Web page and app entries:
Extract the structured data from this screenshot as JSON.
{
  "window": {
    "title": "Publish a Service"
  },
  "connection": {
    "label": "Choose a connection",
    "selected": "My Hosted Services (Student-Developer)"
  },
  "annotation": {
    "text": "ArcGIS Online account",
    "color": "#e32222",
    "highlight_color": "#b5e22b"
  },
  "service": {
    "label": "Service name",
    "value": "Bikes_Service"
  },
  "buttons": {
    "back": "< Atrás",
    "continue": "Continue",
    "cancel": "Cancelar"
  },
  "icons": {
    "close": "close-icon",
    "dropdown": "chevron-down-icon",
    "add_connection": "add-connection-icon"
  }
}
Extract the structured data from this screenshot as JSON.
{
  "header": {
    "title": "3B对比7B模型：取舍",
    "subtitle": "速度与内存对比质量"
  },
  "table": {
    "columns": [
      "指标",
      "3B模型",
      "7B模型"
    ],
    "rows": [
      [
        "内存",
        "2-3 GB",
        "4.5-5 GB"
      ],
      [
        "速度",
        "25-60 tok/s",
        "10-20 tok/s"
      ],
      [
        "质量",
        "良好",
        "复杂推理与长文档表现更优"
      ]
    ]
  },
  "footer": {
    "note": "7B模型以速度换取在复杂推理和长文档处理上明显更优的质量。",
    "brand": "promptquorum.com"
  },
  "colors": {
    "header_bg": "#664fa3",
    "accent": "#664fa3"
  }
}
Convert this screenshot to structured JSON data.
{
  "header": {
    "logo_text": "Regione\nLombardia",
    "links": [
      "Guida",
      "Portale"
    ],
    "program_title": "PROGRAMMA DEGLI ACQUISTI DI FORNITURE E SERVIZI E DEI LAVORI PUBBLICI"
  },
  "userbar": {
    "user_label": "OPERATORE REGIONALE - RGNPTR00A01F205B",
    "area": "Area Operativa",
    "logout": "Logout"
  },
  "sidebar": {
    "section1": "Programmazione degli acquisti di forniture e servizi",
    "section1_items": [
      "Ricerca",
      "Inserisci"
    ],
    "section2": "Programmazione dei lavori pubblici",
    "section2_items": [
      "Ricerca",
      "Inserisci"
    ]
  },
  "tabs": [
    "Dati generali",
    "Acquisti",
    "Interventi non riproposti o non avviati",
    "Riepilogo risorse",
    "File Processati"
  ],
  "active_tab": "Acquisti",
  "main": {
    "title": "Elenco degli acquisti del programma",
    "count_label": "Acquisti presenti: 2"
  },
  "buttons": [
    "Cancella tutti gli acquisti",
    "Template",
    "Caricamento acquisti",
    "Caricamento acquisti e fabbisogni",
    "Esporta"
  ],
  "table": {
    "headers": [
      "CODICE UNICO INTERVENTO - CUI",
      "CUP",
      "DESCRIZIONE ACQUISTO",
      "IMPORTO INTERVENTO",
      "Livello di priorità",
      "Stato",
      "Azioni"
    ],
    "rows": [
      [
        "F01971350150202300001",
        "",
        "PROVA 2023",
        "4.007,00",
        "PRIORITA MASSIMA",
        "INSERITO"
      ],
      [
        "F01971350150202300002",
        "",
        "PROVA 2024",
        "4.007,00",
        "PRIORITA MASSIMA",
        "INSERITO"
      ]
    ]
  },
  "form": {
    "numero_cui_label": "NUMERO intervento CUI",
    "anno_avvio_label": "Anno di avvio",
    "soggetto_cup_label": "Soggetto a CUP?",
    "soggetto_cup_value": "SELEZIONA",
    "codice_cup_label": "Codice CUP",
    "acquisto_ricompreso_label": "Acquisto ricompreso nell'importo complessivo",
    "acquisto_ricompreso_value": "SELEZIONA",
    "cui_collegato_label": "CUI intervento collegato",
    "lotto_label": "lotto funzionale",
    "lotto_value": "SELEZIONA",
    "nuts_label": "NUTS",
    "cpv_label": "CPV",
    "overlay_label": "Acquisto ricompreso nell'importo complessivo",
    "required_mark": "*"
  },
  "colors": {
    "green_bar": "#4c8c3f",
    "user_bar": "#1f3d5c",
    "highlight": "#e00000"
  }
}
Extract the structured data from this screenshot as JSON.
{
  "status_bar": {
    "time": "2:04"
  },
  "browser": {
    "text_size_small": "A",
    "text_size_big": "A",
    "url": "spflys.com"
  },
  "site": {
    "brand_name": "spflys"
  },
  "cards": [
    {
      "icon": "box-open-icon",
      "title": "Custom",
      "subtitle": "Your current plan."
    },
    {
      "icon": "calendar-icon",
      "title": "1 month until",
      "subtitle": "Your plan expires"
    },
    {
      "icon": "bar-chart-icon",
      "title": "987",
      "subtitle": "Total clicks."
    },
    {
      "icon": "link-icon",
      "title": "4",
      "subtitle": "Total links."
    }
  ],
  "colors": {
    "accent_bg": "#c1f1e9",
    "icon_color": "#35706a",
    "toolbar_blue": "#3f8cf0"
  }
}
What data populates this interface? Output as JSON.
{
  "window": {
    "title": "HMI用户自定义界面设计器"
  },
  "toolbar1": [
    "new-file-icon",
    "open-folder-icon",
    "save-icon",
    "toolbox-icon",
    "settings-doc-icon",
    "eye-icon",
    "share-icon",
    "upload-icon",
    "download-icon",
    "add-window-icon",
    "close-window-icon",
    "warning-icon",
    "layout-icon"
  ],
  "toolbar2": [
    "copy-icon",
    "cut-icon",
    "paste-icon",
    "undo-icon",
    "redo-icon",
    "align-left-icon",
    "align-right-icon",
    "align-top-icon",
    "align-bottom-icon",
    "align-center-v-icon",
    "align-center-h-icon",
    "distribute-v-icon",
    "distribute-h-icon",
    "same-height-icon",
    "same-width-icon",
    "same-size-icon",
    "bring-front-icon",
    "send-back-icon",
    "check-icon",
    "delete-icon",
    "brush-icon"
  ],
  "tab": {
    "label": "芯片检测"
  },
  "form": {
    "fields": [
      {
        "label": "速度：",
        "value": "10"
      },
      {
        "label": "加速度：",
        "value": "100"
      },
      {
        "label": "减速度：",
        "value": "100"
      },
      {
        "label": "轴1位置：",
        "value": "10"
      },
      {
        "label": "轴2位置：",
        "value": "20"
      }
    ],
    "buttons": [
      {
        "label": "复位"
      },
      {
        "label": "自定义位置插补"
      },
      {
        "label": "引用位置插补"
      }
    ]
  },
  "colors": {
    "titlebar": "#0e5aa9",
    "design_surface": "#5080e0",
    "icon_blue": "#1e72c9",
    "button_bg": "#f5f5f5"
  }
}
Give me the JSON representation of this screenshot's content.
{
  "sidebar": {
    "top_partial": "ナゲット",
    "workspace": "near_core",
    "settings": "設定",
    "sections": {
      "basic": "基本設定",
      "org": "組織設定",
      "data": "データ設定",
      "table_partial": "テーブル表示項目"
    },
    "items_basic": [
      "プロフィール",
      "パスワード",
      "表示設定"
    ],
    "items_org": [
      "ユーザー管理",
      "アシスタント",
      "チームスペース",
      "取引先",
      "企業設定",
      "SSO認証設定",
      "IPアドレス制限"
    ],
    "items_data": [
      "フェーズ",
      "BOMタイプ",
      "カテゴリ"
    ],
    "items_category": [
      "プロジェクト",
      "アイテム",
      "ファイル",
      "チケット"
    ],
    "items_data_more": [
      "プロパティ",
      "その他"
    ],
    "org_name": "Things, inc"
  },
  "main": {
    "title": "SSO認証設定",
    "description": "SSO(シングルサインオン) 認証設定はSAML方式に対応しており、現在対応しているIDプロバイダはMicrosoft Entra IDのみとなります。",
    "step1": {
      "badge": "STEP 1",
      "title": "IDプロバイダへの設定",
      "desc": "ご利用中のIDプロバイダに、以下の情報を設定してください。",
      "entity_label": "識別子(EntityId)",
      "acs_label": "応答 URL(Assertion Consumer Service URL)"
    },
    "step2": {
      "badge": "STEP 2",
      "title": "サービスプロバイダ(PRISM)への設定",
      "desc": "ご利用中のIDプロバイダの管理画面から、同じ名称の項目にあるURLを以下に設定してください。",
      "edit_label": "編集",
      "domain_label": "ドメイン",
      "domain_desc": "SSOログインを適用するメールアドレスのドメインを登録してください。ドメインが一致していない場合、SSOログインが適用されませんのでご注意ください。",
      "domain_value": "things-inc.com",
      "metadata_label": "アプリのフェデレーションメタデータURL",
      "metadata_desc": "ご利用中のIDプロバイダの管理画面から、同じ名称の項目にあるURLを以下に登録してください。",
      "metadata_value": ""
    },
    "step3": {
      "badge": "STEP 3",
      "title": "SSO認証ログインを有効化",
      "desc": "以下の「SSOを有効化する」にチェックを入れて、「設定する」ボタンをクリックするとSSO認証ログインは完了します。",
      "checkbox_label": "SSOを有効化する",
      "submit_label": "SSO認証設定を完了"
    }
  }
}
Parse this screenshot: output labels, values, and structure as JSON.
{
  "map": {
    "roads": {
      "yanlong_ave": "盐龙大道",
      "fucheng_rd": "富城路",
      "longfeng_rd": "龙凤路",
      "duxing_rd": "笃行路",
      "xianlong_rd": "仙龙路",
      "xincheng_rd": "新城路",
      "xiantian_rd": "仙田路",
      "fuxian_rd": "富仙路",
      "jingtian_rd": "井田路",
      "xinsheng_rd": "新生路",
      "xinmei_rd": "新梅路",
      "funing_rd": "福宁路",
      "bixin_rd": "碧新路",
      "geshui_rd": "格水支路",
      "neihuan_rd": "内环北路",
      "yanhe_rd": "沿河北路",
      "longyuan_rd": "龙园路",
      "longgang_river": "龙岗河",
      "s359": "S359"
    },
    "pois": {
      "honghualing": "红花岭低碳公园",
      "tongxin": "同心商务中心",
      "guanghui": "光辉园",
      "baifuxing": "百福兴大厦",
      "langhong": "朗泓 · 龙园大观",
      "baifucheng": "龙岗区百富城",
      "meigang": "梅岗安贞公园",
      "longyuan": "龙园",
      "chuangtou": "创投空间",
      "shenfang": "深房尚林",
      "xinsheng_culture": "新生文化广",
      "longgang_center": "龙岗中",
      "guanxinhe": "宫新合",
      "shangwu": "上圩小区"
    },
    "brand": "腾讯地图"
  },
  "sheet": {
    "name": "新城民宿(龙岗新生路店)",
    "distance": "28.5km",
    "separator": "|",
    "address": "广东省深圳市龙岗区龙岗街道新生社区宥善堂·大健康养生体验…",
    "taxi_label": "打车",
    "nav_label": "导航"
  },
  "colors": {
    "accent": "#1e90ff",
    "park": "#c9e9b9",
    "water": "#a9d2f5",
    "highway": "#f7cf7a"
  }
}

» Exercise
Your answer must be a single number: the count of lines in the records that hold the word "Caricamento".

» Written answer
2